“If you don’t like something change it; if you can’t change it, change the way you think about it.” ~Mary Engelbreit
My best friend called me on the phone last night. Of course, it’s not unusual to get a call from your best friend. But this call was one that really got me thinking about myself and the way I view life.
Kent has been my best friend since we were eleven years old. We met during summer camp the year after his dad died. We didn’t even like each other at first, as he was a tall, gangly geek and I was a short, muscular athlete. Somehow, though, we became friends and the relationship has lasted for almost forty years.
Kent hasn’t had an easy life. After his dad died, his mother had to work as a maid in the local hotels. While that’s an honorable profession, it kept her working during holidays and weekends.
He hung out with my family on most holidays. In fact, we jokingly refer to him as the “fourth McKinney son.”
When we were in our twenties, Kent contracted a (usually) fatal virus.
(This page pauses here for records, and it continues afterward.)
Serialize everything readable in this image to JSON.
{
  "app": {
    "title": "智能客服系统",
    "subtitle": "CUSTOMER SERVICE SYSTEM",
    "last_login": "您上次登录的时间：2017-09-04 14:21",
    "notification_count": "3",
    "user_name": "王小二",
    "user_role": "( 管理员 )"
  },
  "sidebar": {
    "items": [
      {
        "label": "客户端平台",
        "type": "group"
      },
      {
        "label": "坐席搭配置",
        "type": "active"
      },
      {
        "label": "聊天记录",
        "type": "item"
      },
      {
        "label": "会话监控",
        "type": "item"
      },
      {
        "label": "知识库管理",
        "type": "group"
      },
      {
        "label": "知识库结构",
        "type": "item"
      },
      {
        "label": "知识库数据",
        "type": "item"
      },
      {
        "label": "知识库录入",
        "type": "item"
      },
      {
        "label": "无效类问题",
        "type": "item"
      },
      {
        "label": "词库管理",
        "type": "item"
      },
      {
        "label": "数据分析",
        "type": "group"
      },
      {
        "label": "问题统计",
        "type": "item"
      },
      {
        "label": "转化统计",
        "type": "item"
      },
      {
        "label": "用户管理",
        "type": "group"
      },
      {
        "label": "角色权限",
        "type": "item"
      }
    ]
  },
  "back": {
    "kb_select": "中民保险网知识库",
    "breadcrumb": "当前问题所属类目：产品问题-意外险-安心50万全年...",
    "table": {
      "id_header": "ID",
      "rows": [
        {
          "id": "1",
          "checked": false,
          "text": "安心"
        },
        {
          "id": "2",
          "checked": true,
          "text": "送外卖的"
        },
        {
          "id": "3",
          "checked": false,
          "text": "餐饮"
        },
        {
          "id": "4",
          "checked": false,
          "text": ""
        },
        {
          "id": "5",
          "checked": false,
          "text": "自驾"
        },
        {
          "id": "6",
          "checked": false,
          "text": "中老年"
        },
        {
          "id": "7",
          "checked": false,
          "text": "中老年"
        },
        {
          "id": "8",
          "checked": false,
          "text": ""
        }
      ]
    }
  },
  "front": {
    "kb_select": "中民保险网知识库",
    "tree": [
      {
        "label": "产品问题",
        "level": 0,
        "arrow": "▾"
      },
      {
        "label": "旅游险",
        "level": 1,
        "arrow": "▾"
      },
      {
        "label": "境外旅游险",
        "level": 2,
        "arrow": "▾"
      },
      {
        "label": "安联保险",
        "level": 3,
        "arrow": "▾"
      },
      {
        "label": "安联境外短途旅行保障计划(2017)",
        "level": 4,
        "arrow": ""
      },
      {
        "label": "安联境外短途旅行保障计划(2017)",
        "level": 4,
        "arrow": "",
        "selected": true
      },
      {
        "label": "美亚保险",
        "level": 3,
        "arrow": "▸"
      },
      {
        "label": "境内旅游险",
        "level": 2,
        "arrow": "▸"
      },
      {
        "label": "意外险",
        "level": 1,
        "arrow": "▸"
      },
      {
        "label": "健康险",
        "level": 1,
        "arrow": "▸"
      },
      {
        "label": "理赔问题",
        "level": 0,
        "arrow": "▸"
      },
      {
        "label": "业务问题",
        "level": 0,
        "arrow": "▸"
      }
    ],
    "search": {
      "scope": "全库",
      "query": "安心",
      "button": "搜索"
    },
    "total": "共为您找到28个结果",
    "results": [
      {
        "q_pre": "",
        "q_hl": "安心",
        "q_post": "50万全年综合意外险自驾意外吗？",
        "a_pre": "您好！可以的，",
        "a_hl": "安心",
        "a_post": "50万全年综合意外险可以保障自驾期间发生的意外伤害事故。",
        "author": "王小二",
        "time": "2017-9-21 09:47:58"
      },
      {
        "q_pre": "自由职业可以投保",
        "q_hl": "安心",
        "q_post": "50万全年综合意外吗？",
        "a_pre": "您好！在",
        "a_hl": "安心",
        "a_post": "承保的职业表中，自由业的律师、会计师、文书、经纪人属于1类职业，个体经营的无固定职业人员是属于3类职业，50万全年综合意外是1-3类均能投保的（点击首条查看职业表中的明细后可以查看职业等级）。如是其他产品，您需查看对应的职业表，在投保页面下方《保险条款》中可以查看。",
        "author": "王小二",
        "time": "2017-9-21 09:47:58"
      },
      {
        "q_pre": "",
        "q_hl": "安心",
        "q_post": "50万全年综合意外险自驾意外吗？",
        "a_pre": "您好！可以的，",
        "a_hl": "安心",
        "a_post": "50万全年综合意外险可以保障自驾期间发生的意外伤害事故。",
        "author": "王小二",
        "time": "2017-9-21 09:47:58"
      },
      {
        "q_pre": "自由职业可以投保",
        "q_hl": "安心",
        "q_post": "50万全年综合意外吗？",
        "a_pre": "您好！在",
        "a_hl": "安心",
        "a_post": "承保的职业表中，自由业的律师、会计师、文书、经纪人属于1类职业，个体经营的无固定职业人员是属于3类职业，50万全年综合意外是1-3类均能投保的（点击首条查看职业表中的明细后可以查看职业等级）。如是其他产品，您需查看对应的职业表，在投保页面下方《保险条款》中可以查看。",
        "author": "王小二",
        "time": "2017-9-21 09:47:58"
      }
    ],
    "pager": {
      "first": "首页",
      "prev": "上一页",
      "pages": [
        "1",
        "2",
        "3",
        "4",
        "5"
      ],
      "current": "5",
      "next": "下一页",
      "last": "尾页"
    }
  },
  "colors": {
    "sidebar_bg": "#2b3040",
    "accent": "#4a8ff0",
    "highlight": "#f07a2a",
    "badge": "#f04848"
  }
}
He’s been living with it all this time, and has been told to “get your affairs in order” more than once. I’ll never forget the time he called me crying because the doctor had said he only had three months to live.
“Tim! I have a one-year-old son. What am I going to do? He won’t even remember me.”
I promised my best friend that I would share all of Kent’s embarrassing stories with his son. And, when I hung up the phone, I cried too.
Kent didn’t die that year, or any of the other years since. That son grew up to join the Army and is now on active duty.
Last night we were talking, and Kent mentioned that he was going a get-together with a family who’d lost a son in the Iraqi war. I said, “Oh, that must be so difficult. Those poor people!” My friend simply replied, “I came away from it with a tremendous respect and appreciation for the sacrifice these people made.”
What? Kent has a son who is in the military! How can he handle being around someone who lost their son? While I was thinking about how hard it would be to be around someone who’d lost a child, my friend was focusing on being grateful.
And then it hit me. Kent is always like that.
Even though Kent has lived his entire life with the cloud of mortality over his head, he became a person who ceaselessly volunteers time, money, energy, and everything for those who are less fortunate than him.
In contrast, my wife and I have a running joke about my pessimism. We joke that we could both walk into a room that has a giant window overlooking the ocean. Upon seeing the window she would exclaim, “Oh my! Look at that gorgeous sunset.” And I would say, “That window is filthy. And what’s with that crack up at the corner?”
I don’t mean to see the negative side of life first. I’m just hard-wired to do so.
How can someone like me overcome my natural tendency to be pessimistic? I did some brainstorming and came up with six ways you to see the glass as half full.
1. Stop comparing yourself to others.
When a friend of yours gets a raise, a new car, or loses a bunch of weight, don’t reflect it back on yourself. It’s not about you! Just because you didn’t get a raise, are driving an old Volkswagen, and have a spare tire around your middle doesn’t mean that you never will improve. When we compare ourselves to others, we usually fare poorly.
2. Change your focus.
Optimism and pessimism are nothing more than feelings. If you sit around dwelling on why your life sucks, you’re going to feel pessimistic. If you shift those thoughts to ones of gratitude, you’ll feel more optimistic.
3. Look for positive signs everywhere.
I have another friend who, whenever she sees a penny on the ground, picks it up and thinks of one thing she is grateful for. It doesn’t have to be a penny. You can do this when you see an airplane overhead, a white cat, or some other trigger that will remind you to stop and feel grateful.
4. Listen to uplifting music.
It’s almost impossible to be pessimistic when you’re listening to Josh Groban’s “You Raise Me Up.” If you find yourself in a pessimistic frame of mind, put on something that will shift those feelings from negative to positive.
5. Detach from outcomes.
The key in being optimistic is to develop the attitude that if one opportunity passes, another one will be along soon. Don’t believe me? Take a look at your life and identify a couple of things that you really wanted and didn’t get. Chances are you can look back at it now and feel glad that you didn’t get it.
6. Stop saying you are a pessimist.
Words are powerful. If you start to think of yourself as an optimist, start telling people that you’re an optimist, then it will soon become true. How do I know? Because I’m an optimist, too.
Photo by Bailey Weaver